However, the advisor might find some of these products useless or without benefit for their customers, so they are stuck between taking advantage of customers or sacrificing their income. Advisors should be able to have more freedom and control within their compensation plans. Recently, firms have started putting more emphasis on growth rates for production, while eliminating rewards and bonuses for larger producers who may not be growing their $1M+ practice at rates desired by their current firm. This leaves the most successful advisors feeling ignored during times when firms should be recognizing them more.
5. Inferior Marketing Support
A lot of firms offer some version of a group marketing plan, but those marketing plans often have more negative effects than positive ones. The canned blogs sold to multiple advisors can create duplicate content issues. If Google’s review of your website finds that this duplicate content is a result of what Google refers to as “deceptive practices,” they will remove your website page from search results.
When the advisor wants to create original marketing content, there is usually a painstakingly long, complicated process attached to it. Approvals might not come for weeks, which doesn’t work well when advisors are trying to respond to developments in the media as part of their marketing plan.
6. Lack of Support in Compliance Issues
We hope this isn’t going to become the case for advisors, but unfortunately, some have had to deal with their firm not supporting them over compliance issues. Suppose advisors find themselves in a lawsuit situation over practices that were recommended or controlled by their partnered firm. In that case, they may be surprised to see a lack of support in litigation.
7. Poor Cybersecurity Practices
As the world continues to turn digital, cybersecurity needs to continue to evolve and transform as well. The best broker dealers are investing millions of dollars in protecting their advisors, and their advisors’ book of business. Many have guarantees, where if an account seems to be tampered with, they will automatically make it right for the customer, while they conduct an investigation. Remaining with a firm that lacks the proper online protections won’t be a noticeable issue until fraud takes place, and at that point it will be too late. Having the right cybersecurity measures doesn’t seem like it’s very important, but neither does insurance until you need it...
8. Unable to Team With Other Advisors
Part of running a business means growing and scaling operations. However, it becomes difficult for a single advisor to meet growing demands alone. Teaming up with other advisors is an excellent way to expand the advisory’s practice and capacity.
Some firms won’t allow that, though. They lock advisors into contracts that keep the operations under one person’s responsibility. So when the advisor is looking to build out their business from an individual practice into a larger organization, they are unable to do so. By transitioning to a new firm, the advisor will be able to grow their team, capacity, and revenue.
Plus, when it’s time to retire, the advisory runs the risk of losing clients as it gets passed on. However, with teams, clients are much less likely to leave knowing that the value they’ve received has come from a group of people, so the value of the company doesn’t turn on one person’s contributions.
9. Colleague Successfully Transitioned
We’ve all heard the stories of advisors who wanted to make the switch but dealt with the fear and anxiety of transitioning. But they took the leap of faith, and it paid off. Clients followed, technology was upgraded, communication improved, and the business grew.
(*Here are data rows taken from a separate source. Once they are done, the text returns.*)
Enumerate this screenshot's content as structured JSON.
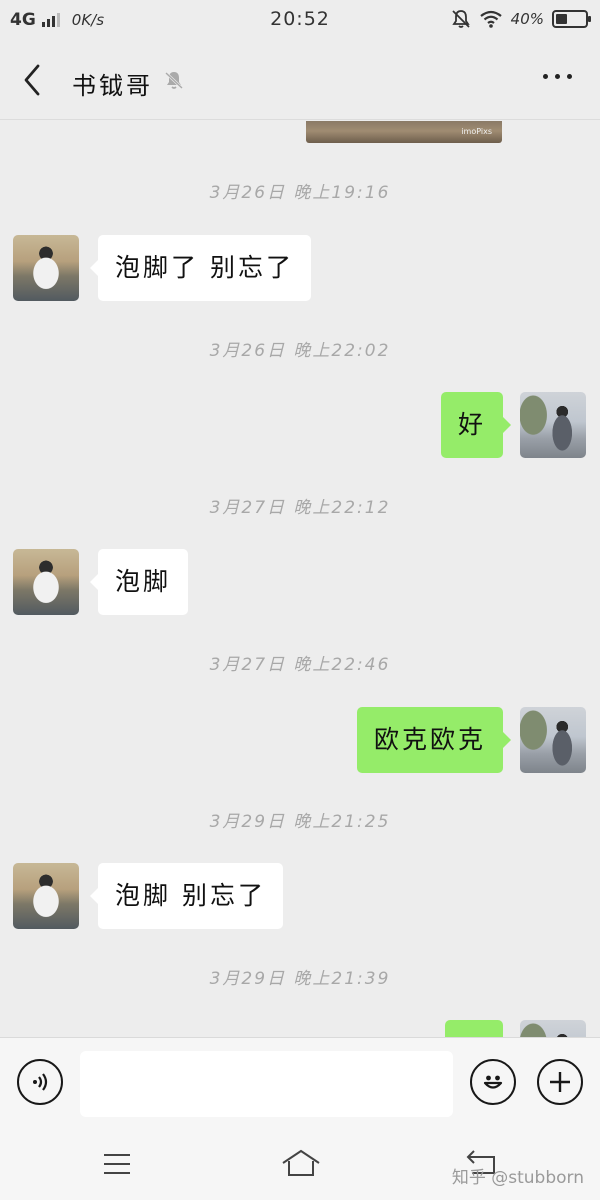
{
  "status_bar": {
    "signal": "4G",
    "net_speed": "0K/s",
    "time": "20:52",
    "battery": "40%",
    "battery_level": 0.4
  },
  "header": {
    "title": "书钺哥"
  },
  "top_image": {
    "caption": "imoPixs"
  },
  "messages": [
    {
      "type": "time",
      "text": "3月26日 晚上19:16"
    },
    {
      "type": "in",
      "text": "泡脚了  别忘了"
    },
    {
      "type": "time",
      "text": "3月26日 晚上22:02"
    },
    {
      "type": "out",
      "text": "好"
    },
    {
      "type": "time",
      "text": "3月27日 晚上22:12"
    },
    {
      "type": "in",
      "text": "泡脚"
    },
    {
      "type": "time",
      "text": "3月27日 晚上22:46"
    },
    {
      "type": "out",
      "text": "欧克欧克"
    },
    {
      "type": "time",
      "text": "3月29日 晚上21:25"
    },
    {
      "type": "in",
      "text": "泡脚  别忘了"
    },
    {
      "type": "time",
      "text": "3月29日 晚上21:39"
    },
    {
      "type": "out",
      "text": ""
    }
  ],
  "input": {
    "value": "",
    "placeholder": ""
  },
  "watermark": "知乎 @stubborn",
  "colors": {
    "background": "#ededed",
    "outgoing_bubble": "#95ec69",
    "incoming_bubble": "#ffffff",
    "timestamp": "#a8a8a8"
  }
}
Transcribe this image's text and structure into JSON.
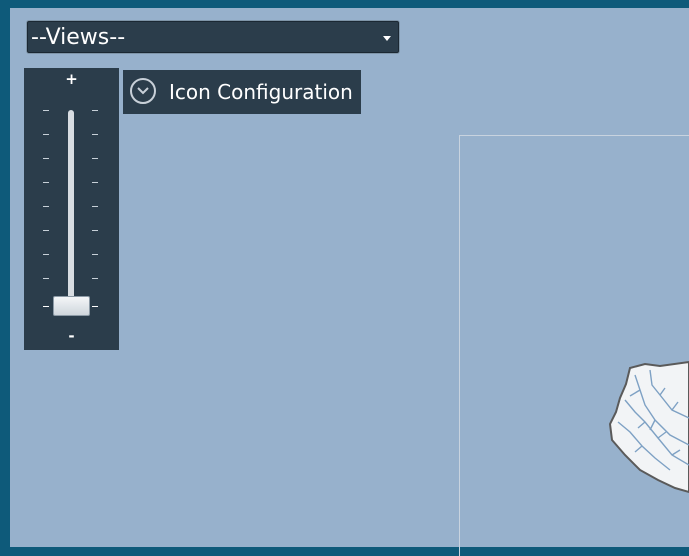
{
  "views_dropdown": {
    "selected": "--Views--"
  },
  "zoom_control": {
    "plus_label": "+",
    "minus_label": "-",
    "level": 0.0
  },
  "icon_configuration": {
    "label": "Icon Configuration",
    "icon": "chevron-down-icon"
  },
  "colors": {
    "panel_bg": "#2b3d4b",
    "map_bg": "#97b1cc",
    "frame_bg": "#0e5a7a"
  }
}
Any advisor can make the change. They could realize more success if partnered with the right firm, and Vantage Impact is here to help them transition. The waters may be muddy and confusing, but Vantage Impact will put someone on their side to look out for them by introducing them to the right partners to help them grow their business the way they want to grow.
Request a consultation today if you’re interested in making the switch and growing your business.